“APOPO is extremely proud to have played a part in this historical achievement that now allows the people of Mozambique to finally live without the fear of landmines and explosive remnants of war.” - Tess Tewelde, APOPO Head of Mine Action Africa
On the 17th of September 2015, at a ceremony in Maputo, His Excellency Minister Oldemiro Júlio Margues Baloi Minister of Foreign Affairs, declared the country ‘Free of all known landmines’.
APOPO now remains in the country at the request of the National Institute of Demining (IND), to continue providing technical expertise and support capacity for any residual or remaining clearance work such as the former ammunitions store now known as the Malhazine Ecological Park, which Mozambique’s Ministry of Enviroment is transforming into a nature reserve and educational and tourism centre. The Malhazine weapons depot suffered a series of uncontrolled explosions in 2007 that killed and wounded hundreds of people from surrounding communities and scattered bombs, rockets and other explosive material over a large area.
There are currently are 16 mine detection rats supporting the clearance operations and all animals were tested thoroughly before being deployed. APOPO evaluates the performance of all its HeroRATs on a regular basis as per International Mine Action Standards. However, given the diverse nature of the explosive material at Malhazine, it was crucial to make sure the rats were suitable for the job. When the weapons silos exploded, all kinds of hazardous objects were propelled across the area as well as millions of volatile odor compounds. Some of these compounds have evaporated over time but a certain amount remains. This might have negatively influenced the rats' performance because they are trained to detect a specific odor signature (the smell of TNT) and a high concentration of different odor compounds can confuse the rats. However, all 16 MDR showed a very high level of proficiency and have now significantly speeded up clearance operations.
APOPO hopes to ensure clearance and disposal of the explosives within the site by the end of August 2016 to make the area safe for subsequent civil development projects. Clearing Malhazine is significant in terms of sustainable development, the environment, ecotourism and the local economy.
You can support the APOPO Malhazine project here
APOPO IN MOZAMBIQUE SINCE 2008
APOPO has helped rid five provinces from the scourge of these insidious weapons, In the process APOPO has returned safe land for productive use back to communities. Most households in these areas are headed by smallholder farmers who have not been able to use their land to grow crops and sustain their livestock for decades until APOPO released the land.
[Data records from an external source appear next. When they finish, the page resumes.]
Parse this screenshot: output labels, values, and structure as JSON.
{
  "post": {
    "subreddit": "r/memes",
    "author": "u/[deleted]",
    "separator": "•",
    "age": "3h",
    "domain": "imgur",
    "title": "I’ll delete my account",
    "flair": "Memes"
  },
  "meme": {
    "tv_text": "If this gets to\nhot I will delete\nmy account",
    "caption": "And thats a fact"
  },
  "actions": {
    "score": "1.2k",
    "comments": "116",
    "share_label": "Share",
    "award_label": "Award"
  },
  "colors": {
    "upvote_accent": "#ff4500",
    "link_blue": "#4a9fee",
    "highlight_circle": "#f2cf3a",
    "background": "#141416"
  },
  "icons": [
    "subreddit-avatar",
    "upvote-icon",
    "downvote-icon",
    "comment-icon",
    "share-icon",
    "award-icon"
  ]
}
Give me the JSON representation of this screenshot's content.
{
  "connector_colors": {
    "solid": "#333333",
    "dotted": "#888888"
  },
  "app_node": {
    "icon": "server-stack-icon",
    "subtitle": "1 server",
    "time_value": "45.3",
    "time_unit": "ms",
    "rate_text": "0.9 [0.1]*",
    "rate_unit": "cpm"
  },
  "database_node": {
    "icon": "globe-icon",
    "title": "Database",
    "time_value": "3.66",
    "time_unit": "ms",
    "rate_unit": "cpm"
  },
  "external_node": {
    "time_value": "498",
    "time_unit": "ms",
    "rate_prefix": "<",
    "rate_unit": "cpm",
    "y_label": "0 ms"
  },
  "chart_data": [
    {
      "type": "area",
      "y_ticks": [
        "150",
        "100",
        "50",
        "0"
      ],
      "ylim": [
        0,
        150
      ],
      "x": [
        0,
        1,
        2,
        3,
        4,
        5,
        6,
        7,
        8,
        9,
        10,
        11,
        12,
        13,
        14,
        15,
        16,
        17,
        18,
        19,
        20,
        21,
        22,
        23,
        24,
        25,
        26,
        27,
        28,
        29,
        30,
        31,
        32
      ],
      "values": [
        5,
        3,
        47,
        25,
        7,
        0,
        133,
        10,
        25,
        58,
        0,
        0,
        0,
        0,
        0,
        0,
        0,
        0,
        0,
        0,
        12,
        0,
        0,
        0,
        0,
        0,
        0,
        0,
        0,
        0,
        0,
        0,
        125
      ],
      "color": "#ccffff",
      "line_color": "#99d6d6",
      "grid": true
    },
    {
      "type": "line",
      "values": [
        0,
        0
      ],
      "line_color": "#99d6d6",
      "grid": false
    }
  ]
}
They can now live, work, farm and play without fear.
Mozambique's mine history
Mozambique’s landmine problem was once one of the most severe in the world, with a legacy of landmines and explosive remnants of war from decades of conflict. Tens of thousands of landmines were laid in the country during its 1964-1975 fight for independence and throughout the civil war that followed. All factions used landmines to defend provincial and district towns, roads, airstrips, key bridges, power supply infrastructure and military posts. Although the civil war ended in the early 1990s, landmines and unexploded ordnance have continued to claim lives and hinder development.
APOPO’s work in Mozambique was made possible by the generous support of the governments of Belgium, Flanders, Norway, and Germany; and as an implementing partner of the United Nations Development Programme (UNDP) in Mozambique, APOPO has received UNDP channeled financial support from the Swiss Development Cooperation, Sweden, Australia, and Japan, and independent support from Mitsubishi and Minas de Revuboe. Additionally, APOPO also appreciates its partnership with the Digger Foundation, which allowed APOPO to import one Digger D-3 demining machine to enhance its operational capacity. Finally, APOPO is grateful for its strong collaboration with Mozambique’s National Demining Institute (IND).